His average WAR is 6 despite only playing two full seasons, two majority seasons, and one half season. That’s pretty awesome given that he is entering his prime according to our conception of aging in MLB. According to Fangraphs’ Salary numbers, Longoria has already been worth $128 million in his career. To earn the rest of his contract, he essentially only has to match his value over the next ten years with the last five.
This is a great deal for the club given the kind of money flying around to players these days. 10 year, $200 plus million deals are everywhere. Pujols, Fielder, and Votto all got that in the last 12 months.
Certainly Longoria could have earned more on the open market, but he’s also going to have more money than any reasonable person can spend for the rest of his life. He’s tied to one city and one team. He’ll easily earn 10 and 5 rights if the deal doesn’t include its own no-trade clause. He’s basically mapped out his professional career at 27 years old.

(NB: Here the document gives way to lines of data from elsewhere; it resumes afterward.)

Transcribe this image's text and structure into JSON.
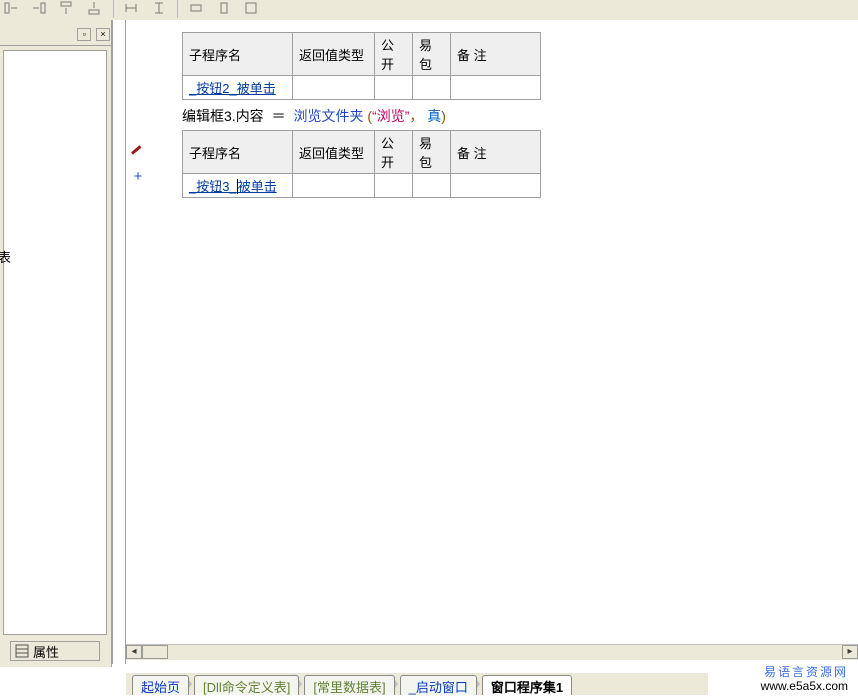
{
  "panel": {
    "properties_label": "属性"
  },
  "headers": {
    "name": "子程序名",
    "ret": "返回值类型",
    "pub": "公开",
    "pkg": "易包",
    "note": "备 注"
  },
  "sub1": {
    "name": "_按钮2_被单击"
  },
  "code": {
    "obj": "编辑框3.",
    "prop": "内容",
    "assign": "＝",
    "call": "浏览文件夹",
    "lparen": "(",
    "quote_l": "“",
    "str": "浏览",
    "quote_r": "”",
    "comma": "，",
    "bool": "真",
    "rparen": ")"
  },
  "sub2": {
    "name_a": "_按钮3_",
    "name_b": "被单击"
  },
  "tabs": {
    "start": "起始页",
    "dll": "[Dll命令定义表]",
    "const": "[常里数据表]",
    "boot": "_启动窗口",
    "cur": "窗口程序集1"
  },
  "watermark": {
    "line1": "易语言资源网",
    "line2": "www.e5a5x.com"
  },
  "side_char": "表"
}
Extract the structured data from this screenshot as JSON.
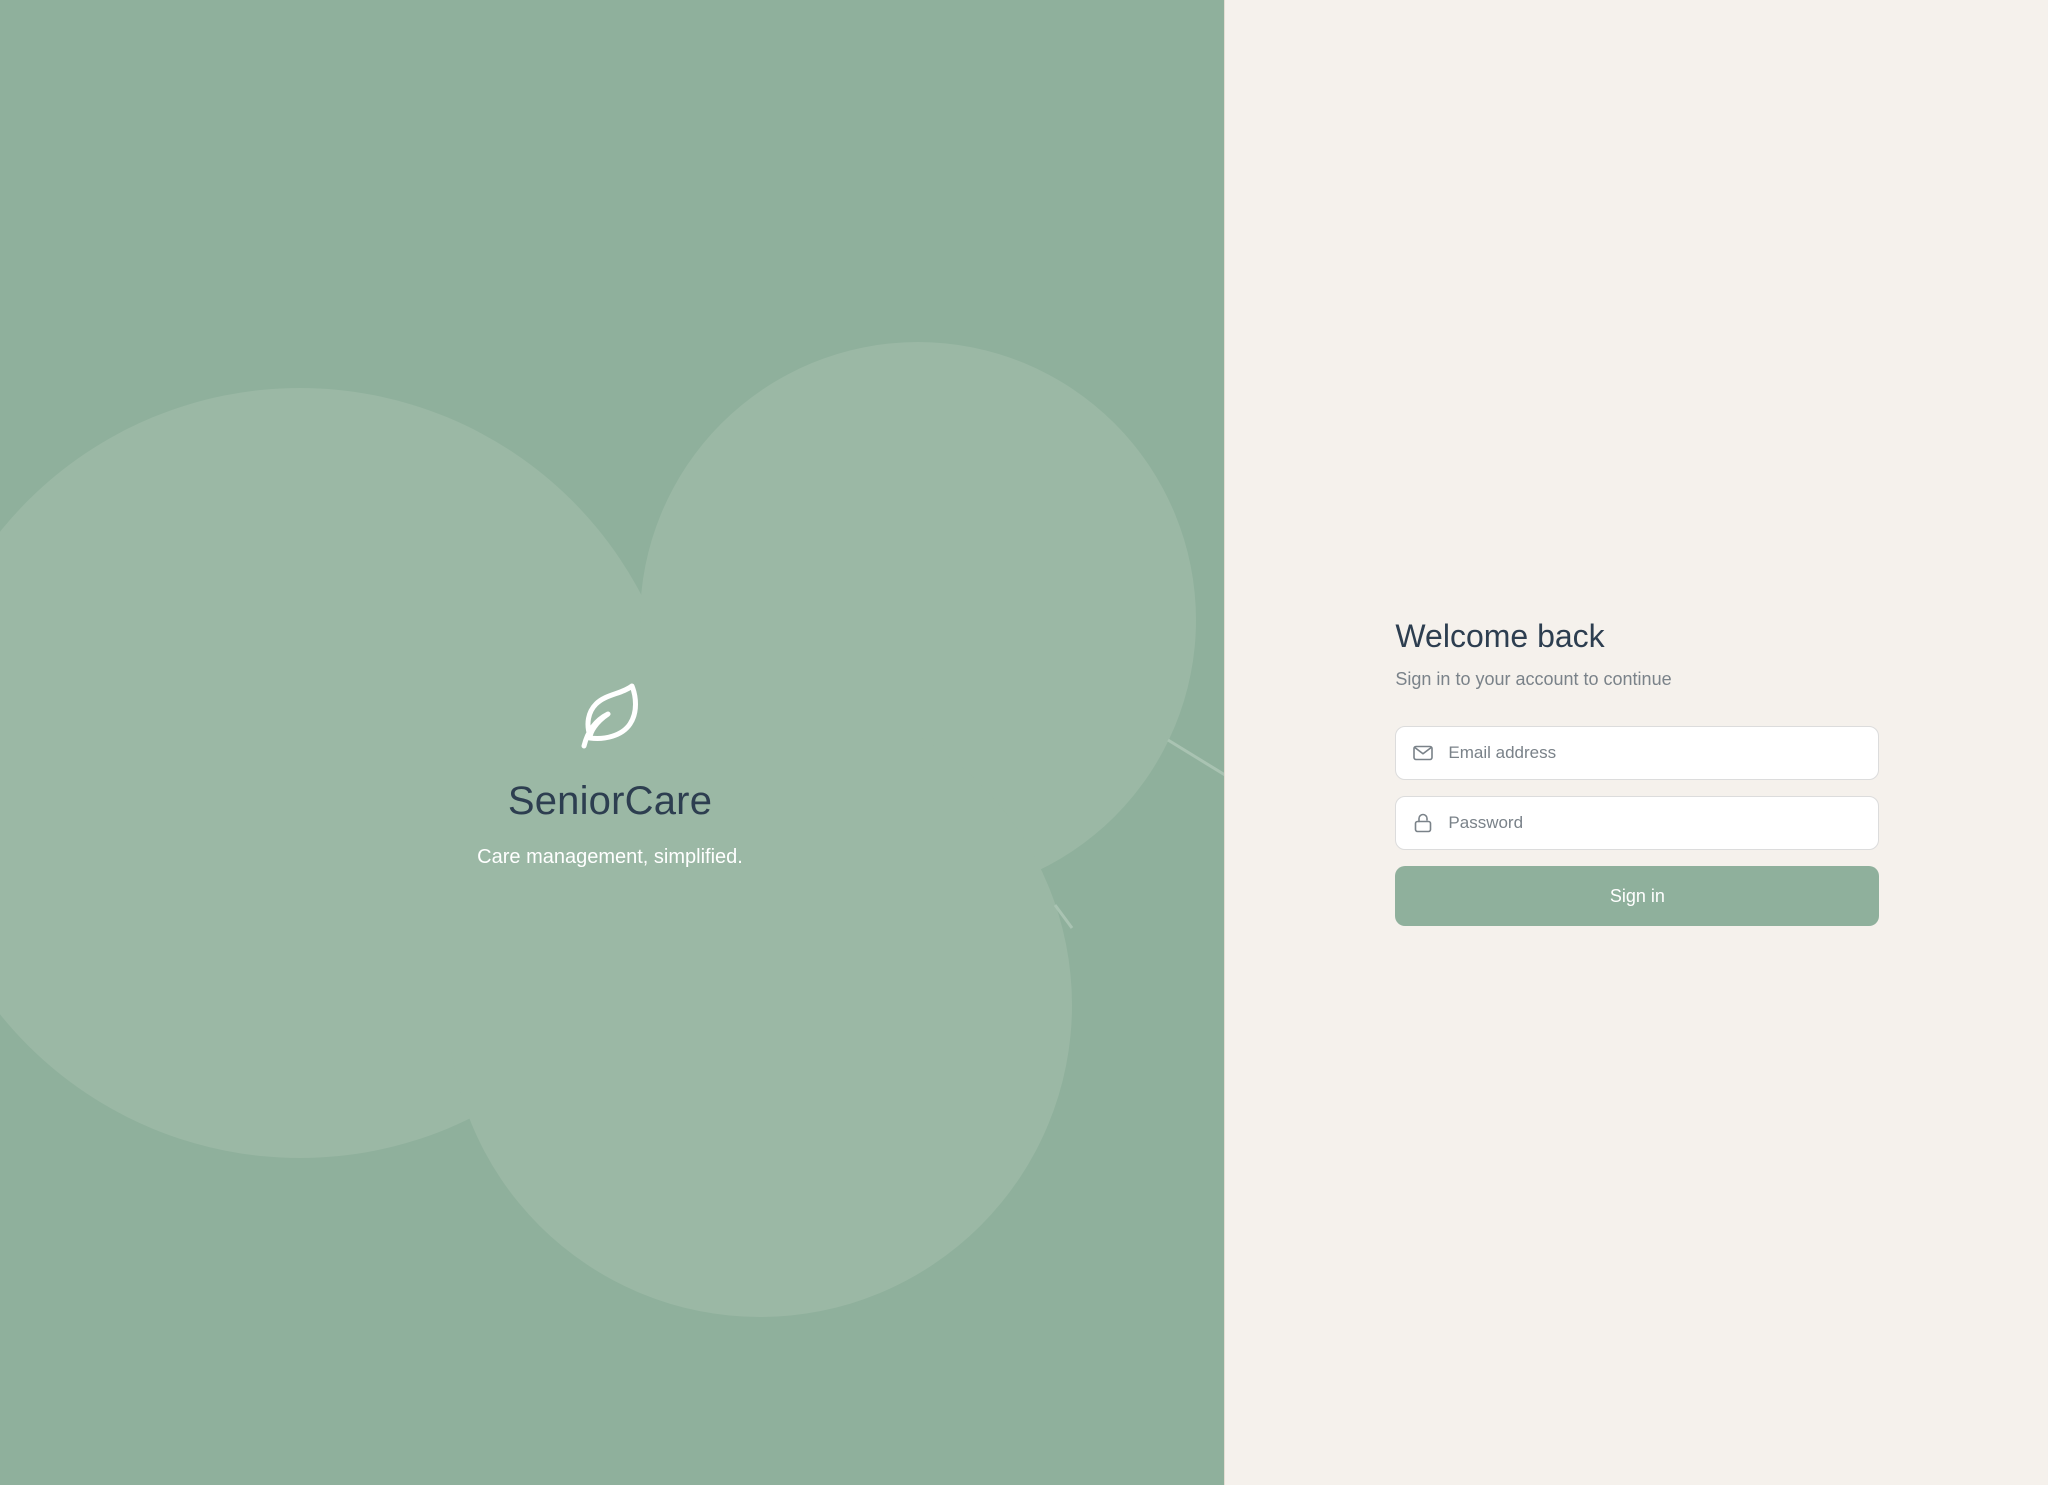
{
  "brand": {
    "logo_icon": "leaf-icon",
    "name": "SeniorCare",
    "tagline": "Care management, simplified."
  },
  "login": {
    "title": "Welcome back",
    "subtitle": "Sign in to your account to continue",
    "email": {
      "icon": "mail-icon",
      "placeholder": "Email address",
      "value": ""
    },
    "password": {
      "icon": "lock-icon",
      "placeholder": "Password",
      "value": ""
    },
    "submit_label": "Sign in"
  },
  "colors": {
    "hero_background": "#8fb09c",
    "hero_blob": "#9bb8a5",
    "panel_background": "#f5f1ec",
    "heading_text": "#2d3e50",
    "muted_text": "#7a8289",
    "button_background": "#8fb09c"
  }
}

He’s an elite third baseman now, but he can move to 1B and then DH as he ages if need be. The Rays only need him to be pretty good to earn his contract and he’s set for life on a team he loves either way. Longoria can basically guarantee he’ll retire as the greatest Ray of all time and he’ll be a very rich man.
So while the Longoria contract is no longer a giant steal, it’s still a steal. It’s probably no longer the best contract in baseball because he’s making more than $500,000, but it’s still amazing.
Everyone wins, especially baseball fans in Tampa Bay. If any ex-Marlins fans are looking for a new team to follow, the guys in St. Pete are actually building a winner in a small market, and their poster-boy is now a Ray for life.